At the start of the Trump presidency, it looked like the U.S. covert “regime change” war in Syria might be ending, but it has returned, zombie-like, in a slightly different form, reports Steven Chovanec.
Today’s demonization of Russia is especially offensive when viewed against the suffering of the Russian people that Natylie Baldwin recalled in a visit to the monument honoring the defense of Leningrad against a brutal Nazi siege.
Exclusive: New claims have revived old suspicions that slain Democratic Party staffer Seth Rich, not Russia, was the source of Democratic emails that were slipped to WikiLeaks last year, reports Joe Lauria.
Official Washington has a near mystical faith in “intelligence,” especially when it’s warning of some foreign enemy, but ideological bias and groupthink often creep in as shown in an insightful Cold War memoir, reports John V. Walsh.
President Trump’s use of Deputy Attorney General Rosenstein’s credibility to cover for the clumsy firing of FBI Director Comey has echoes of President Bush’s bogus WMD claims about Iraq, says ex-CIA analyst Paul R. Pillar.

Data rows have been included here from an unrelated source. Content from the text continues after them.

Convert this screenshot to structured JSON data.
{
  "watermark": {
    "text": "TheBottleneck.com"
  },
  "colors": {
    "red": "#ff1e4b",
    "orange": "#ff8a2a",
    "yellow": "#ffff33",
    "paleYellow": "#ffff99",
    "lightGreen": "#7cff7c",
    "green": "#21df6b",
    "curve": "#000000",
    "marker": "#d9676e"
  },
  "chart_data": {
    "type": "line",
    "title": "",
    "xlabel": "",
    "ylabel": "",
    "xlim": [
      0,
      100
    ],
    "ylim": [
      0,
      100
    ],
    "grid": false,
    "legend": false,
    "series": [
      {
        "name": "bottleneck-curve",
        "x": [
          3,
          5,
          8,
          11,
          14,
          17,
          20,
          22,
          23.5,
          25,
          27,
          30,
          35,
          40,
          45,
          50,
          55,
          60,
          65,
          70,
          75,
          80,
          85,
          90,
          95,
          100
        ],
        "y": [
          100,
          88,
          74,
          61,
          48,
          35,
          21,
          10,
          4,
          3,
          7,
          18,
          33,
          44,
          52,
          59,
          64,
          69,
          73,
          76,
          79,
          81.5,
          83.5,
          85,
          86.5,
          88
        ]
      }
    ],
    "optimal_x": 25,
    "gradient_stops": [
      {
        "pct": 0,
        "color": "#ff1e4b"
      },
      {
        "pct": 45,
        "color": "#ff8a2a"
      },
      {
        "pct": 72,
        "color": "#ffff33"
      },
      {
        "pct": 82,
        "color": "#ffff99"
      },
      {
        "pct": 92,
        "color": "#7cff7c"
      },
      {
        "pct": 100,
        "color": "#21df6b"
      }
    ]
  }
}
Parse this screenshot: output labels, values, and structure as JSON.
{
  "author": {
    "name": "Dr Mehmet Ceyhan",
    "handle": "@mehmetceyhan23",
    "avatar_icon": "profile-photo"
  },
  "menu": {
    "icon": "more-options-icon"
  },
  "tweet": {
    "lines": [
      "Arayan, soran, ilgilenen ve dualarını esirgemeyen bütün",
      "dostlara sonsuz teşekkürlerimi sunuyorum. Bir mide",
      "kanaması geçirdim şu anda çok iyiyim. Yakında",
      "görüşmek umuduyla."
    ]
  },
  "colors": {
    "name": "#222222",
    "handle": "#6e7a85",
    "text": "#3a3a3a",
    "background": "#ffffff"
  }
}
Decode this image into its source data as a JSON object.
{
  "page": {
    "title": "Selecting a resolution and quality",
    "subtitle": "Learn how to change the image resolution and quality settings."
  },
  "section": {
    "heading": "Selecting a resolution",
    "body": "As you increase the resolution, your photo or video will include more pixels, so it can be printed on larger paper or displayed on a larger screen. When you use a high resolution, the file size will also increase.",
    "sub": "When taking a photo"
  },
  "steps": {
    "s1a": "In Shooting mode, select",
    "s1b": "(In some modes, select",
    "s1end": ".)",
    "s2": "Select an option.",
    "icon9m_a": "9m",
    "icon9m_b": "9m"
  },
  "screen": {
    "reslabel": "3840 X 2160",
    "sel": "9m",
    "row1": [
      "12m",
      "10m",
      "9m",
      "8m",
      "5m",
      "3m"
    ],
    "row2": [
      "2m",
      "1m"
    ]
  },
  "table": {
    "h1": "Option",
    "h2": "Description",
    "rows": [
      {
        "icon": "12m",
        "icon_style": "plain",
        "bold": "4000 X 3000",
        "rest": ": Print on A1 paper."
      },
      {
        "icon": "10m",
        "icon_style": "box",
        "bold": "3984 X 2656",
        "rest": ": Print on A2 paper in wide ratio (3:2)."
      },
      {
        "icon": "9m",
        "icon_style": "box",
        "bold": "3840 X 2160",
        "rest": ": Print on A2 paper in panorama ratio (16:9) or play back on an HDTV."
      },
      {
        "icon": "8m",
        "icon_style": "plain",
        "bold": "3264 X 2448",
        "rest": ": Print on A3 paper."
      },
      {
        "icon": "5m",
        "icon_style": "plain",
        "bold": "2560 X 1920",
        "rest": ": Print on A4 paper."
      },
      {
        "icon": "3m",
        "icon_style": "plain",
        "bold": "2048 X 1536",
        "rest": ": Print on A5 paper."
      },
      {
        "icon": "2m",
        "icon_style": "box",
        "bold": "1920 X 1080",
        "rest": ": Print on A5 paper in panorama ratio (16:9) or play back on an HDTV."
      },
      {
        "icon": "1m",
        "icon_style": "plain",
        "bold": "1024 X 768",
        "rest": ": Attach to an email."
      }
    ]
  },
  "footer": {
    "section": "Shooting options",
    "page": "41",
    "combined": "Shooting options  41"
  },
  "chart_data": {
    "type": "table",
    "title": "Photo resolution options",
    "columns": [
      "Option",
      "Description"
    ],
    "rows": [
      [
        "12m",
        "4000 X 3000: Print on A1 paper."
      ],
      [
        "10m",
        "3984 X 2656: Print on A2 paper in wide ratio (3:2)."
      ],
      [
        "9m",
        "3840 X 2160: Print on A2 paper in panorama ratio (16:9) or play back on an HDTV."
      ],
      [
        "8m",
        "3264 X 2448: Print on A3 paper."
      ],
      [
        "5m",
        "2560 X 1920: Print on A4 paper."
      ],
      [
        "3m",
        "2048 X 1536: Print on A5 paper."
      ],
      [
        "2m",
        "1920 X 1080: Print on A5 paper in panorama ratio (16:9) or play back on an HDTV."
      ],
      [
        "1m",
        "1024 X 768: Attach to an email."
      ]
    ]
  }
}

A group of Americans visiting Russia heard dire warnings from ex-Soviet President Gorbachev that the tensions between the U.S. and Russia are creating a dangerous situation for the world, reports Rick Sterling, who is on the trip.
Donald Trump’s emotional shortcomings and lack of knowledge about the world have forced nations to adopt new strategies for maneuvering around the increasingly erratic U.S. superpower, writes Michael Brenner.
The U.S. government – and now President Trump – have a long record of palling around with oppressors, such as the leaders of Israel and Egypt, creating more “bad karma” for the nation, observes Lawrence Davidson.
Special Report: The Russia-gate hysteria has grown stronger after President Trump’s firing of FBI Director Comey, but the bigger question is whether an American “soft coup” is in the works, reports Robert Parry.